(Records from a data source)
-----
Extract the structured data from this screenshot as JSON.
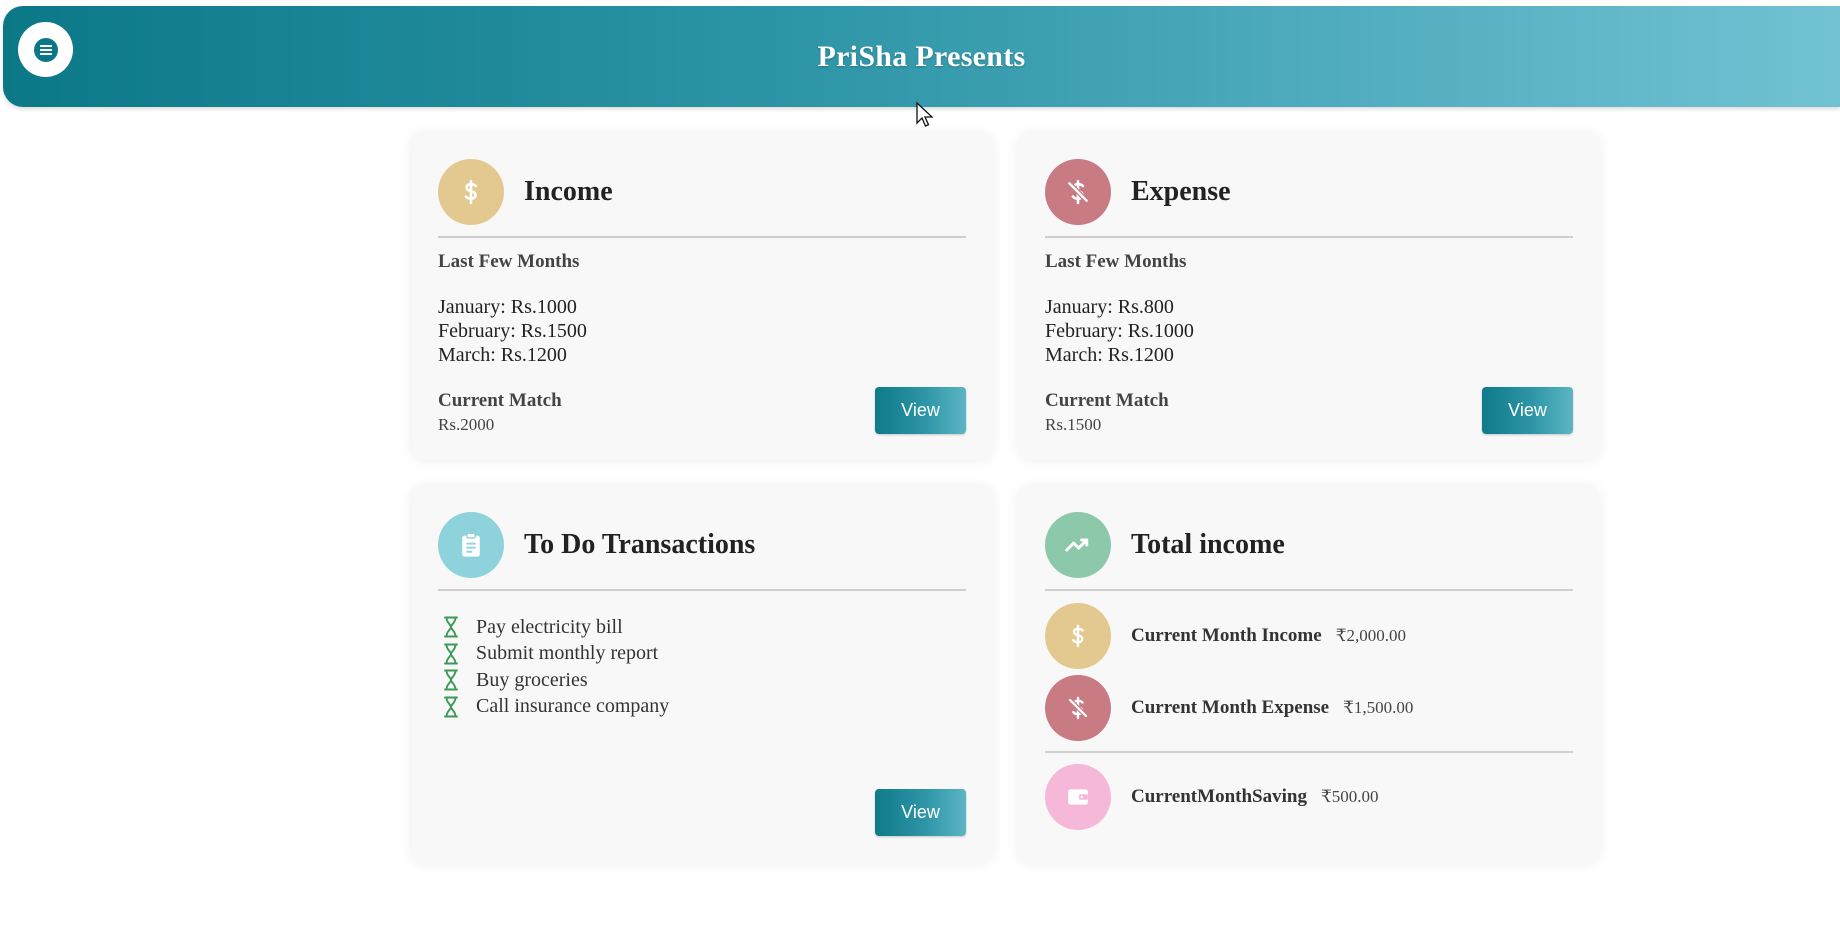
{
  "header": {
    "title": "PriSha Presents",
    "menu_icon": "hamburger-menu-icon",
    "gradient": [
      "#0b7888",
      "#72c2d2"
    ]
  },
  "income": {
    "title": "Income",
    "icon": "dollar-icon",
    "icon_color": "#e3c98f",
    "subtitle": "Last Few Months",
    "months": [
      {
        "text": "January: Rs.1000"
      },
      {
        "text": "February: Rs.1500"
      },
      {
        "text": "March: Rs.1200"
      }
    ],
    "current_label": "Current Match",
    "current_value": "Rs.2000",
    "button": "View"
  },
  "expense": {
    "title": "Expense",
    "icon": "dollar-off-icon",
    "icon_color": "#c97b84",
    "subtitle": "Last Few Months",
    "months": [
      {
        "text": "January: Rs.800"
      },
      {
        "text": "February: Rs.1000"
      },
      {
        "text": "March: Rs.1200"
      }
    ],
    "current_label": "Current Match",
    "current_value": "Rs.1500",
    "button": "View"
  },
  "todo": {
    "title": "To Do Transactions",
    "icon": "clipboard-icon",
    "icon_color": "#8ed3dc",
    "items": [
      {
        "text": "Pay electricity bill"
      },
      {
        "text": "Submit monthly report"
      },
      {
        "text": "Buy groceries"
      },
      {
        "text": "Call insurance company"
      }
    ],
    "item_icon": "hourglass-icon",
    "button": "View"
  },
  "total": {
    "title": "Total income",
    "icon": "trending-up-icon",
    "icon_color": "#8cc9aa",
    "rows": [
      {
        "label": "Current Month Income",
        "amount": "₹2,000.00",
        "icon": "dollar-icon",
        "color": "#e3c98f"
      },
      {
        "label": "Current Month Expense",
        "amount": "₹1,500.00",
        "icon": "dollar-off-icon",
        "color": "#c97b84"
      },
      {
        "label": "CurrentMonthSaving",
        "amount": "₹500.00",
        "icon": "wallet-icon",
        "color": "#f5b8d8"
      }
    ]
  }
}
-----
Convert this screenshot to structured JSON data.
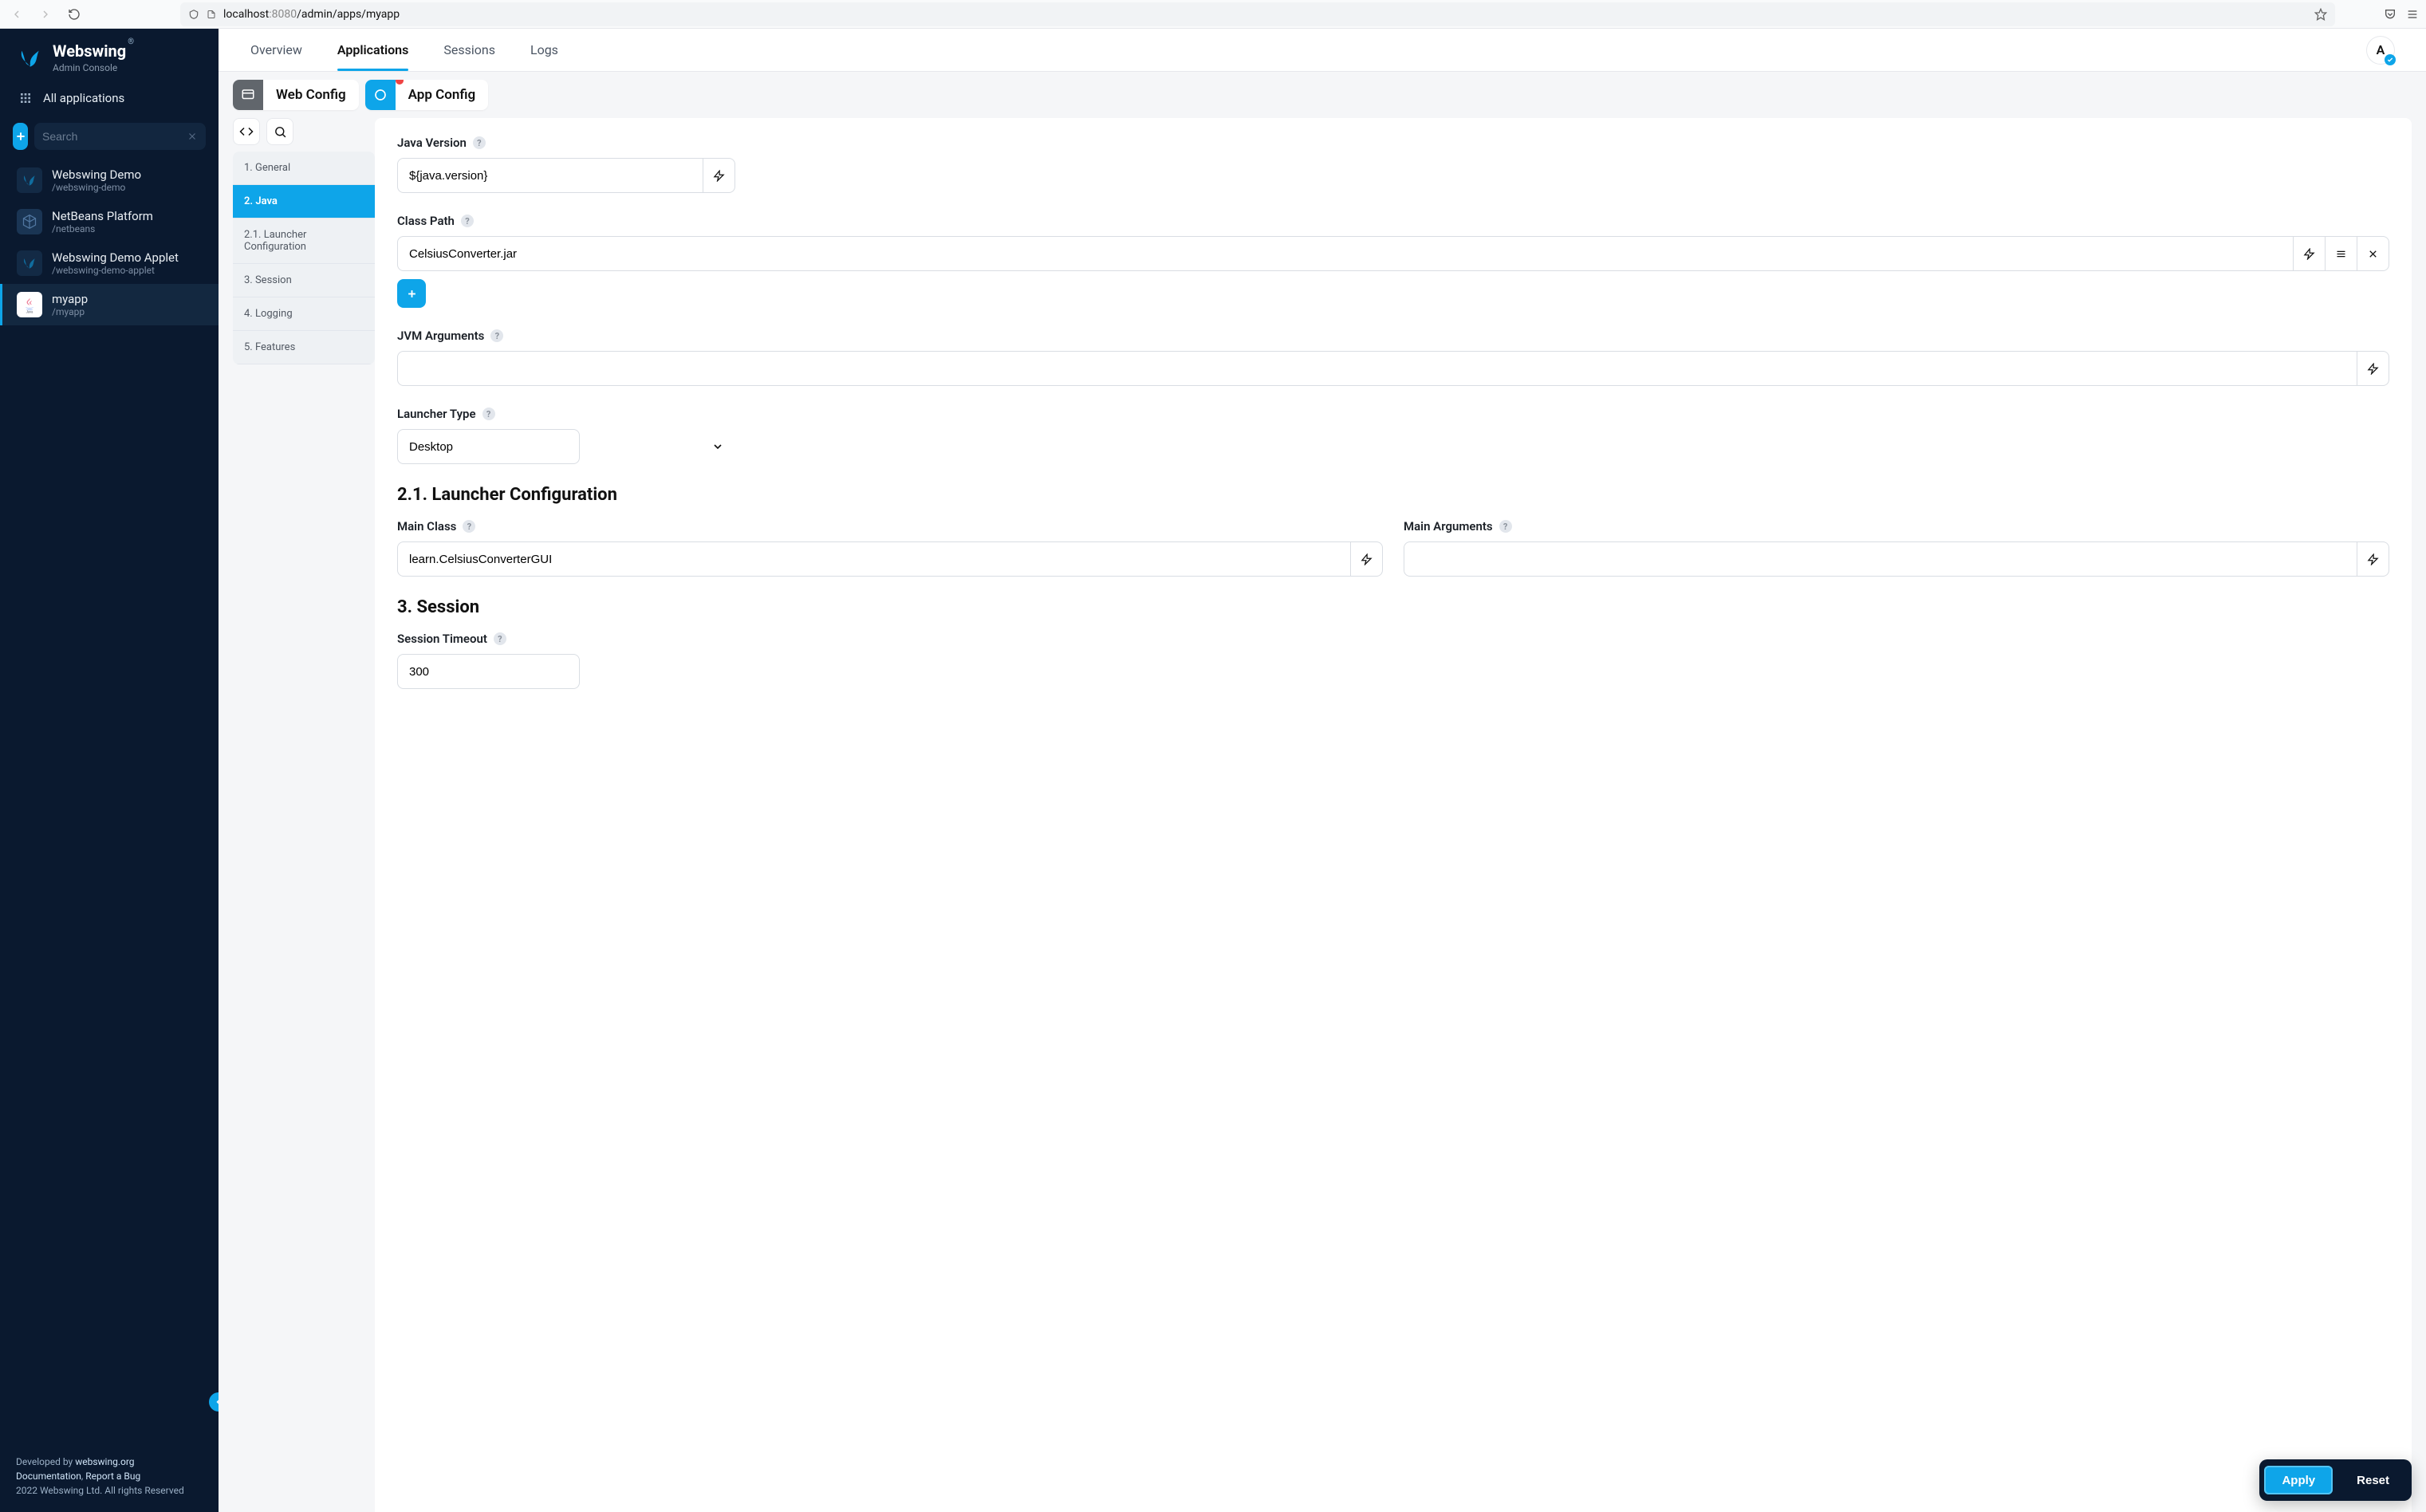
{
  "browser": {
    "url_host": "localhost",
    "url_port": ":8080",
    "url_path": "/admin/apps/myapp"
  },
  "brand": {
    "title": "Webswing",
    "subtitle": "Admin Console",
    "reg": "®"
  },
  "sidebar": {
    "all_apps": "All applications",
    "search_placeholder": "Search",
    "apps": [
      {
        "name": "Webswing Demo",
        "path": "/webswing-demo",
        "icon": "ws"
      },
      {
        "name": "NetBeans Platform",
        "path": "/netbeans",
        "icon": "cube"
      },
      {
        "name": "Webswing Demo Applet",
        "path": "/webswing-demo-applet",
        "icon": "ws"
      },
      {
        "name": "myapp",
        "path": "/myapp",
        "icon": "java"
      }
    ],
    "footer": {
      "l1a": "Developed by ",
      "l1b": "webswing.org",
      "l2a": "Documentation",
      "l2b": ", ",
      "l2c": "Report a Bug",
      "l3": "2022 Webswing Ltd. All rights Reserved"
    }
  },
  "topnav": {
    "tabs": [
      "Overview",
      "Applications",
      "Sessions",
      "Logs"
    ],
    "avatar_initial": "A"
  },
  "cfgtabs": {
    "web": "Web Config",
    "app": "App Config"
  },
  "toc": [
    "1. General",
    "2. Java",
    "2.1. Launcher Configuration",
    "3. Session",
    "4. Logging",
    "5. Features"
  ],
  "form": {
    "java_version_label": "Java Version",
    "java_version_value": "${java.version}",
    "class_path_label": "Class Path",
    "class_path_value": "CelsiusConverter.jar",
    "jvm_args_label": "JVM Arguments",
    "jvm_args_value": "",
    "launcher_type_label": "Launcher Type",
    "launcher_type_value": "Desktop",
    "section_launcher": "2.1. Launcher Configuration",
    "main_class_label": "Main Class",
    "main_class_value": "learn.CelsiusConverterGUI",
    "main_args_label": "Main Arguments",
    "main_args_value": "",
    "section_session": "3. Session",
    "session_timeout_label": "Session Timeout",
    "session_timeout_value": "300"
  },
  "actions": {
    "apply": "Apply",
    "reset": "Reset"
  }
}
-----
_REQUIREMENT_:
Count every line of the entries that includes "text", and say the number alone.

_SOLUTION TO THE EXERCISE_:
10